[Goal of the exercise]:
Scan the entries for lines with the word "afterpay", then copy those lines.

[Provided data]:
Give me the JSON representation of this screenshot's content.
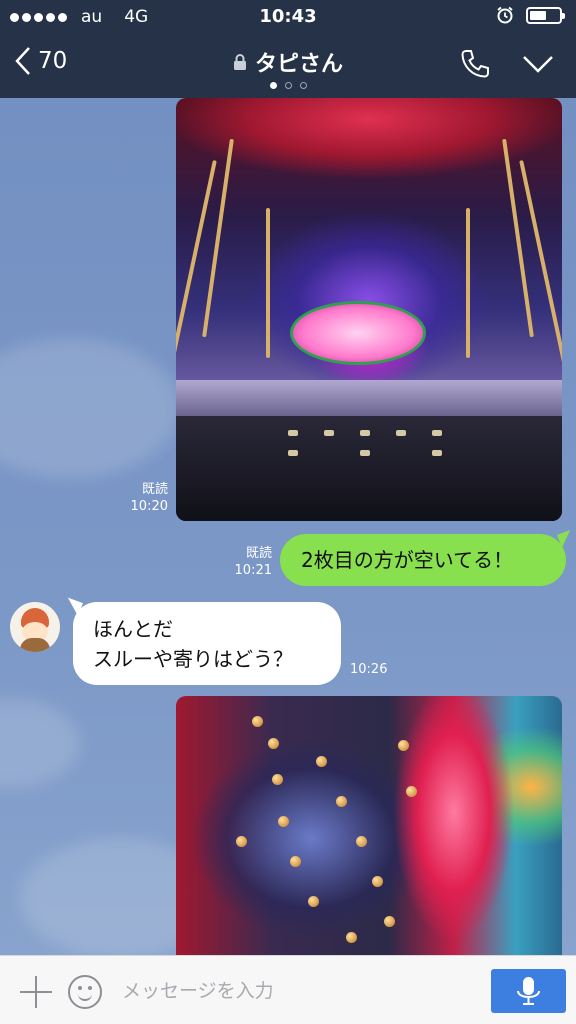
{
  "status_bar": {
    "carrier": "au",
    "network": "4G",
    "time": "10:43",
    "signal_bars": 5,
    "icons": [
      "alarm-icon",
      "battery-icon"
    ]
  },
  "header": {
    "back_count": "70",
    "title": "タピさん",
    "page_index": 0,
    "page_count": 3,
    "icons": [
      "back-chevron-icon",
      "lock-icon",
      "phone-icon",
      "chevron-down-icon"
    ]
  },
  "messages": [
    {
      "type": "image",
      "side": "right",
      "read_label": "既読",
      "time": "10:20",
      "alt_icon": "pachinko-machine-photo"
    },
    {
      "type": "text",
      "side": "right",
      "read_label": "既読",
      "time": "10:21",
      "text": "2枚目の方が空いてる！"
    },
    {
      "type": "text",
      "side": "left",
      "lines": [
        "ほんとだ",
        "スルーや寄りはどう？"
      ],
      "time": "10:26",
      "avatar": "avatar"
    },
    {
      "type": "image",
      "side": "right",
      "alt_icon": "pachinko-machine-photo"
    }
  ],
  "input_bar": {
    "placeholder": "メッセージを入力",
    "icons": [
      "plus-icon",
      "emoji-icon",
      "mic-icon"
    ]
  },
  "colors": {
    "header_bg": "#253247",
    "chat_bg": "#7896c4",
    "outgoing_bubble": "#88e04e",
    "incoming_bubble": "#ffffff",
    "mic_button": "#3c7fe0"
  }
}
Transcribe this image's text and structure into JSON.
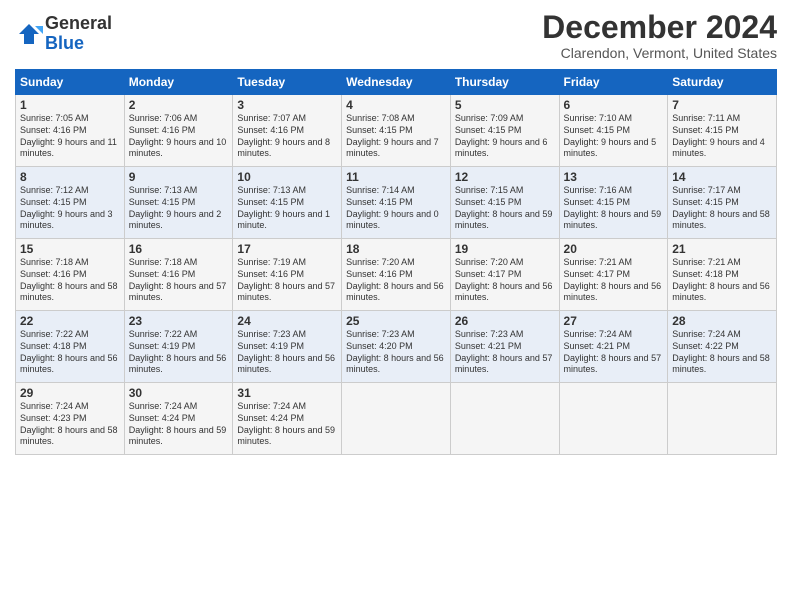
{
  "header": {
    "logo_line1": "General",
    "logo_line2": "Blue",
    "month_title": "December 2024",
    "location": "Clarendon, Vermont, United States"
  },
  "weekdays": [
    "Sunday",
    "Monday",
    "Tuesday",
    "Wednesday",
    "Thursday",
    "Friday",
    "Saturday"
  ],
  "weeks": [
    [
      {
        "day": 1,
        "rise": "7:05 AM",
        "set": "4:16 PM",
        "daylight": "9 hours and 11 minutes."
      },
      {
        "day": 2,
        "rise": "7:06 AM",
        "set": "4:16 PM",
        "daylight": "9 hours and 10 minutes."
      },
      {
        "day": 3,
        "rise": "7:07 AM",
        "set": "4:16 PM",
        "daylight": "9 hours and 8 minutes."
      },
      {
        "day": 4,
        "rise": "7:08 AM",
        "set": "4:15 PM",
        "daylight": "9 hours and 7 minutes."
      },
      {
        "day": 5,
        "rise": "7:09 AM",
        "set": "4:15 PM",
        "daylight": "9 hours and 6 minutes."
      },
      {
        "day": 6,
        "rise": "7:10 AM",
        "set": "4:15 PM",
        "daylight": "9 hours and 5 minutes."
      },
      {
        "day": 7,
        "rise": "7:11 AM",
        "set": "4:15 PM",
        "daylight": "9 hours and 4 minutes."
      }
    ],
    [
      {
        "day": 8,
        "rise": "7:12 AM",
        "set": "4:15 PM",
        "daylight": "9 hours and 3 minutes."
      },
      {
        "day": 9,
        "rise": "7:13 AM",
        "set": "4:15 PM",
        "daylight": "9 hours and 2 minutes."
      },
      {
        "day": 10,
        "rise": "7:13 AM",
        "set": "4:15 PM",
        "daylight": "9 hours and 1 minute."
      },
      {
        "day": 11,
        "rise": "7:14 AM",
        "set": "4:15 PM",
        "daylight": "9 hours and 0 minutes."
      },
      {
        "day": 12,
        "rise": "7:15 AM",
        "set": "4:15 PM",
        "daylight": "8 hours and 59 minutes."
      },
      {
        "day": 13,
        "rise": "7:16 AM",
        "set": "4:15 PM",
        "daylight": "8 hours and 59 minutes."
      },
      {
        "day": 14,
        "rise": "7:17 AM",
        "set": "4:15 PM",
        "daylight": "8 hours and 58 minutes."
      }
    ],
    [
      {
        "day": 15,
        "rise": "7:18 AM",
        "set": "4:16 PM",
        "daylight": "8 hours and 58 minutes."
      },
      {
        "day": 16,
        "rise": "7:18 AM",
        "set": "4:16 PM",
        "daylight": "8 hours and 57 minutes."
      },
      {
        "day": 17,
        "rise": "7:19 AM",
        "set": "4:16 PM",
        "daylight": "8 hours and 57 minutes."
      },
      {
        "day": 18,
        "rise": "7:20 AM",
        "set": "4:16 PM",
        "daylight": "8 hours and 56 minutes."
      },
      {
        "day": 19,
        "rise": "7:20 AM",
        "set": "4:17 PM",
        "daylight": "8 hours and 56 minutes."
      },
      {
        "day": 20,
        "rise": "7:21 AM",
        "set": "4:17 PM",
        "daylight": "8 hours and 56 minutes."
      },
      {
        "day": 21,
        "rise": "7:21 AM",
        "set": "4:18 PM",
        "daylight": "8 hours and 56 minutes."
      }
    ],
    [
      {
        "day": 22,
        "rise": "7:22 AM",
        "set": "4:18 PM",
        "daylight": "8 hours and 56 minutes."
      },
      {
        "day": 23,
        "rise": "7:22 AM",
        "set": "4:19 PM",
        "daylight": "8 hours and 56 minutes."
      },
      {
        "day": 24,
        "rise": "7:23 AM",
        "set": "4:19 PM",
        "daylight": "8 hours and 56 minutes."
      },
      {
        "day": 25,
        "rise": "7:23 AM",
        "set": "4:20 PM",
        "daylight": "8 hours and 56 minutes."
      },
      {
        "day": 26,
        "rise": "7:23 AM",
        "set": "4:21 PM",
        "daylight": "8 hours and 57 minutes."
      },
      {
        "day": 27,
        "rise": "7:24 AM",
        "set": "4:21 PM",
        "daylight": "8 hours and 57 minutes."
      },
      {
        "day": 28,
        "rise": "7:24 AM",
        "set": "4:22 PM",
        "daylight": "8 hours and 58 minutes."
      }
    ],
    [
      {
        "day": 29,
        "rise": "7:24 AM",
        "set": "4:23 PM",
        "daylight": "8 hours and 58 minutes."
      },
      {
        "day": 30,
        "rise": "7:24 AM",
        "set": "4:24 PM",
        "daylight": "8 hours and 59 minutes."
      },
      {
        "day": 31,
        "rise": "7:24 AM",
        "set": "4:24 PM",
        "daylight": "8 hours and 59 minutes."
      },
      null,
      null,
      null,
      null
    ]
  ]
}
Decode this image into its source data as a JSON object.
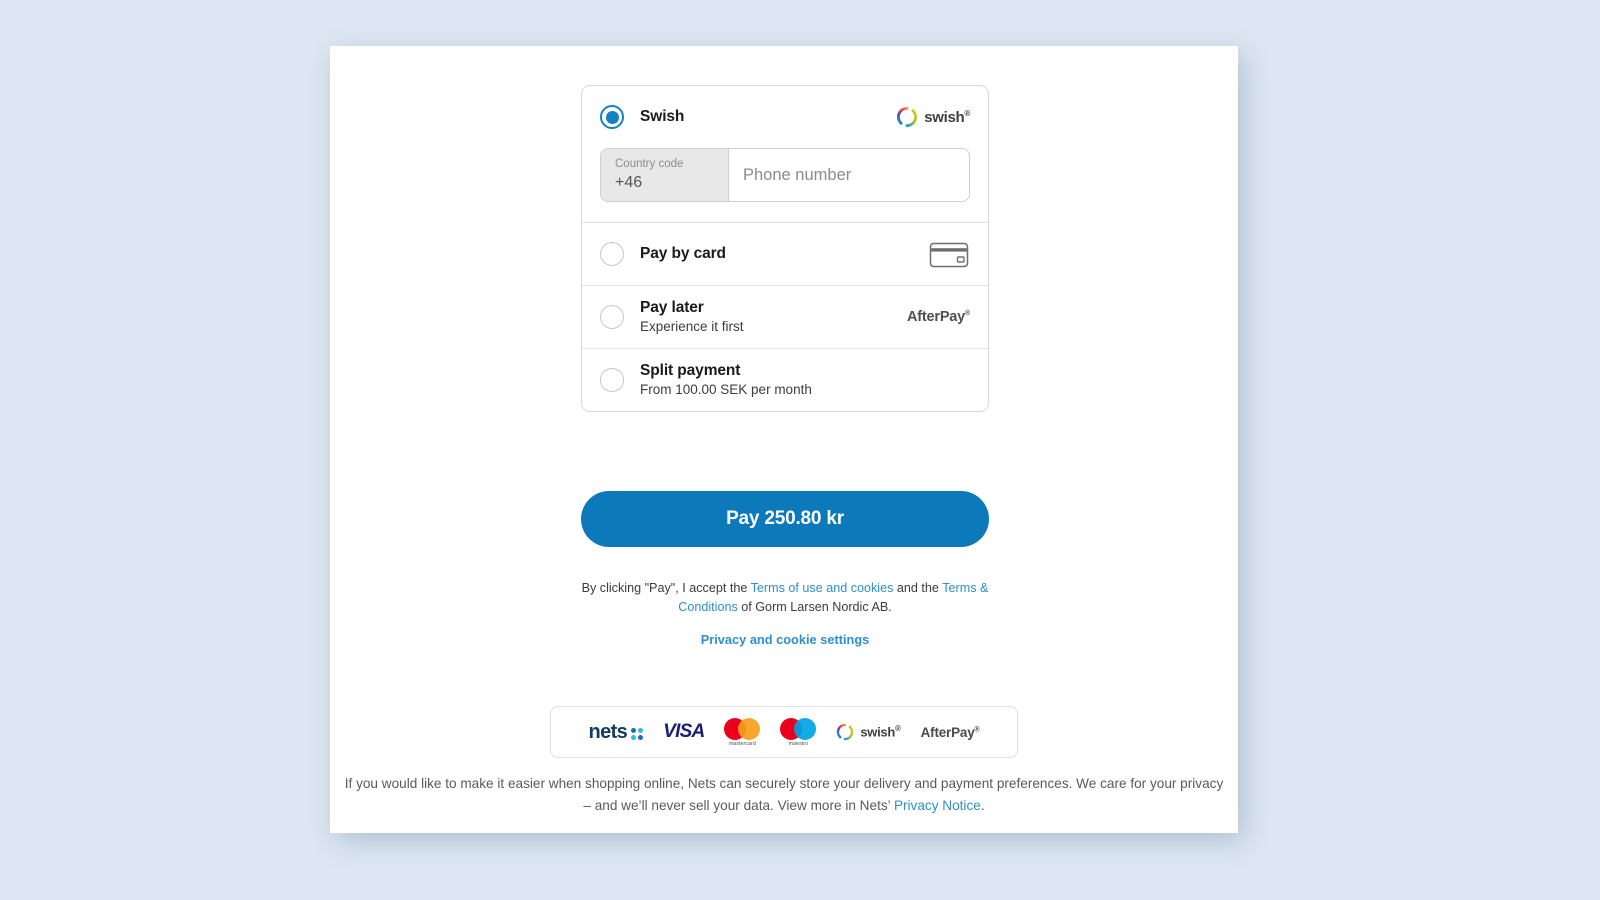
{
  "theme": {
    "background": "#dde7f3",
    "panel": "#ffffff",
    "accent": "#0b79ba",
    "link": "#2f8fcf",
    "radio_selected": "#1680c4",
    "border": "#d8d8d8"
  },
  "methods": [
    {
      "id": "swish",
      "title": "Swish",
      "subtitle": "",
      "selected": true,
      "logo": "swish-logo"
    },
    {
      "id": "card",
      "title": "Pay by card",
      "subtitle": "",
      "selected": false,
      "logo": "credit-card-icon"
    },
    {
      "id": "pay-later",
      "title": "Pay later",
      "subtitle": "Experience it first",
      "selected": false,
      "logo": "afterpay-logo"
    },
    {
      "id": "split-payment",
      "title": "Split payment",
      "subtitle": "From 100.00 SEK per month",
      "selected": false,
      "logo": ""
    }
  ],
  "phone": {
    "country_code_label": "Country code",
    "country_code_value": "+46",
    "number_placeholder": "Phone number"
  },
  "pay": {
    "label": "Pay 250.80 kr",
    "amount": "250.80",
    "currency": "kr"
  },
  "legal": {
    "prefix": "By clicking \"Pay\", I accept the ",
    "link1": "Terms of use and cookies",
    "middle": " and the ",
    "link2": "Terms & Conditions",
    "suffix": " of Gorm Larsen Nordic AB.",
    "privacy_settings": "Privacy and cookie settings"
  },
  "badges": {
    "nets": "nets",
    "visa": "VISA",
    "mastercard": "mastercard",
    "maestro": "maestro",
    "swish": "swish",
    "afterpay": "AfterPay"
  },
  "footer": {
    "text_part1": "If you would like to make it easier when shopping online, Nets can securely store your delivery and payment preferences. We care for your privacy – and we’ll never sell your data. View more in Nets’ ",
    "link": "Privacy Notice",
    "text_part2": "."
  }
}
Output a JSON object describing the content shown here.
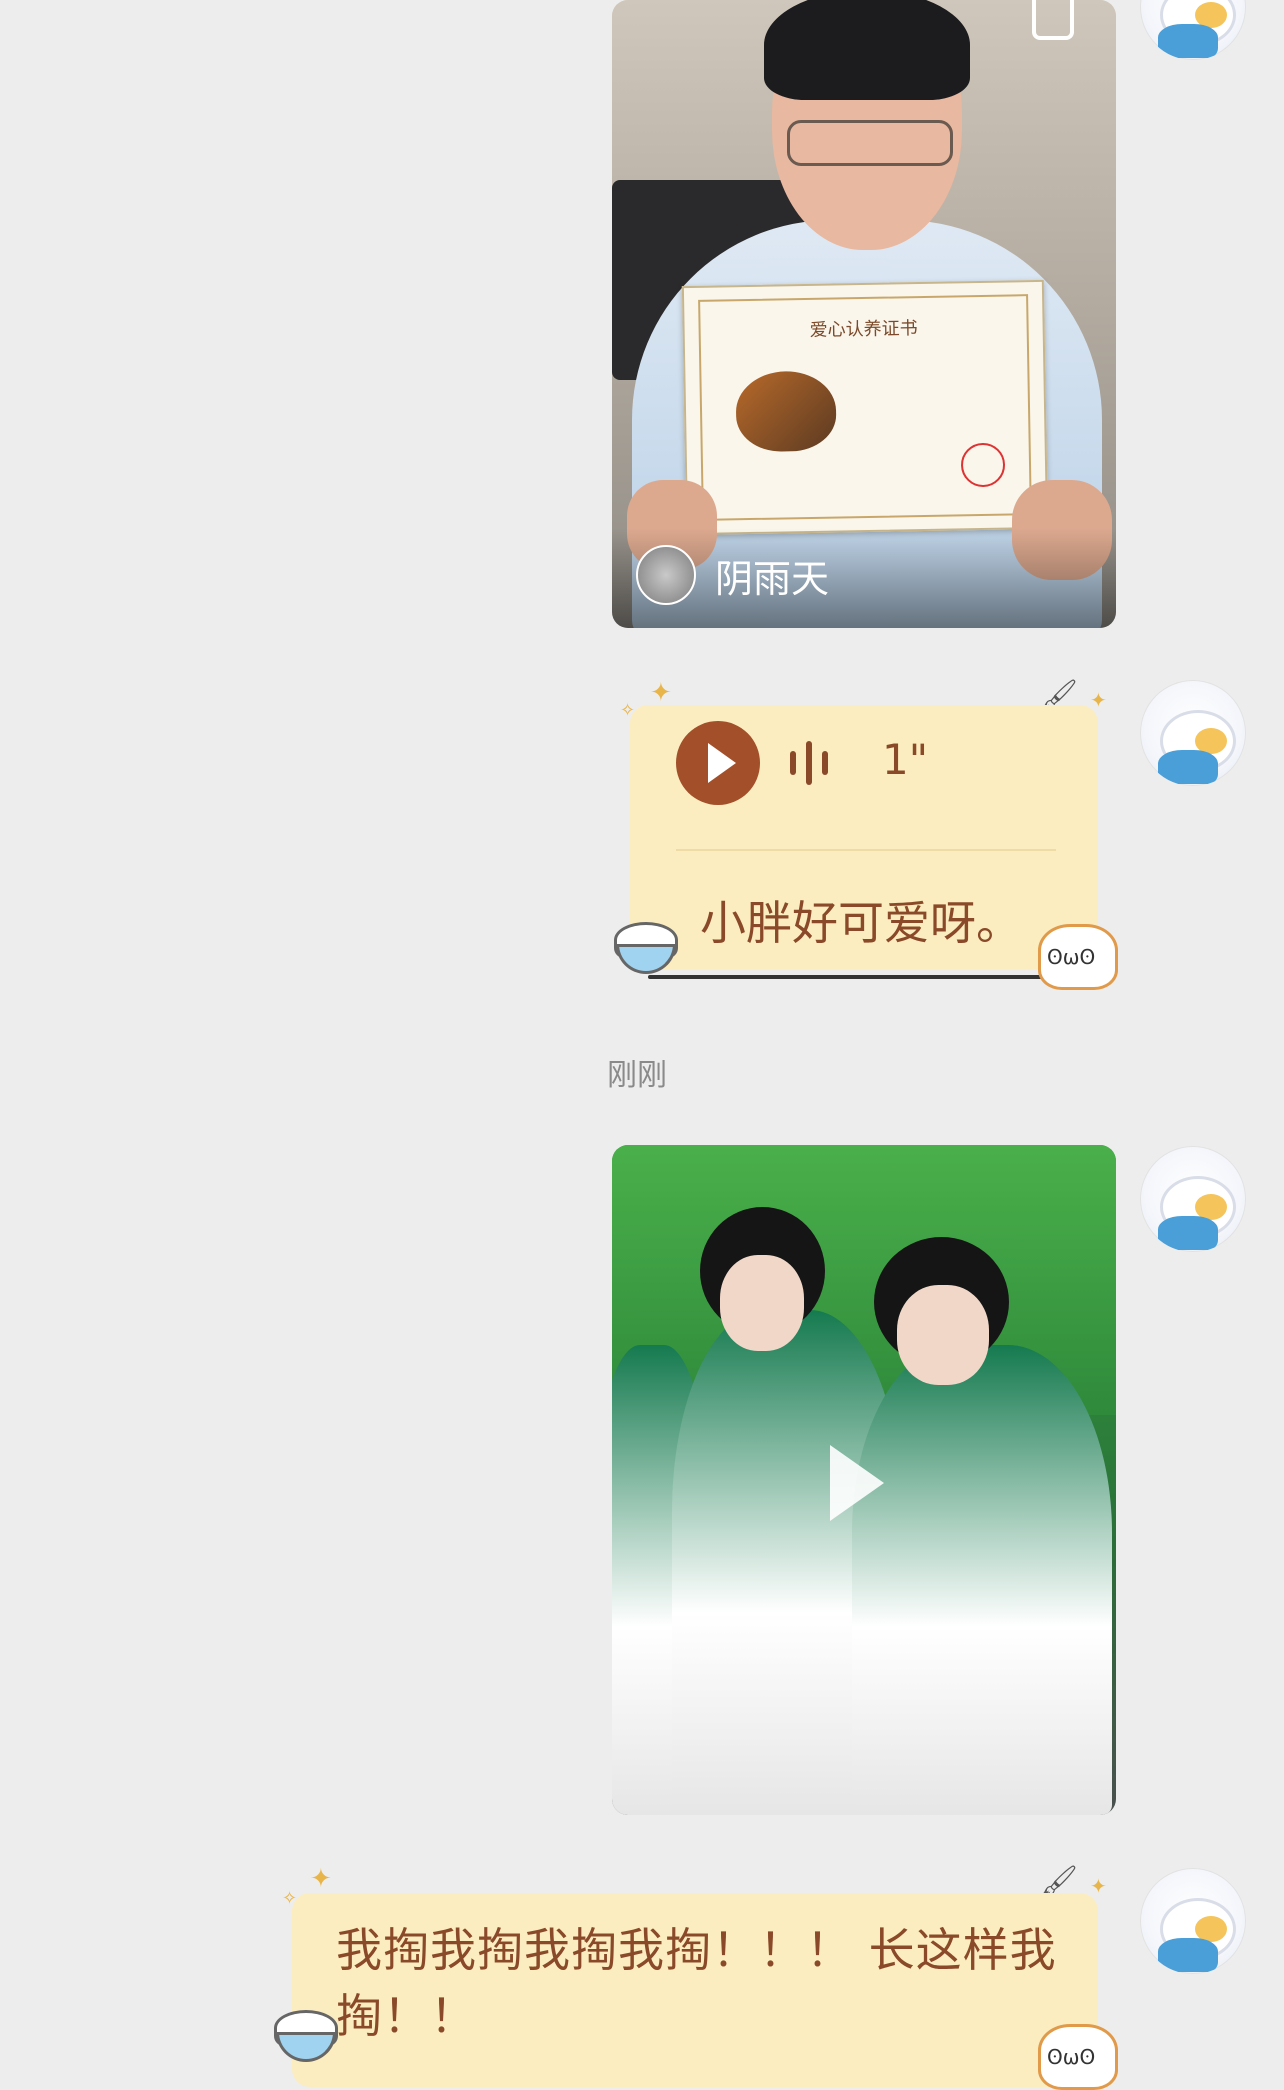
{
  "messages": [
    {
      "type": "image",
      "caption_name": "阴雨天"
    },
    {
      "type": "voice",
      "duration": "1\"",
      "transcript": "小胖好可爱呀。"
    },
    {
      "type": "timestamp",
      "text": "刚刚"
    },
    {
      "type": "video"
    },
    {
      "type": "text",
      "text": "我掏我掏我掏我掏！！！ 长这样我掏！！"
    }
  ],
  "certificate": {
    "title": "爱心认养证书"
  },
  "colors": {
    "bubble": "#fbedbf",
    "text": "#8a4a2a",
    "play": "#a24f2a",
    "background": "#ededed"
  },
  "icons": [
    "copy-icon",
    "play-icon",
    "voice-wave-icon",
    "rice-bowl-icon",
    "cat-sticker-icon",
    "sparkle-icon",
    "brush-icon"
  ]
}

[Completed exercise]:
      "logo": "afterpay-logo"
    "afterpay": "AfterPay"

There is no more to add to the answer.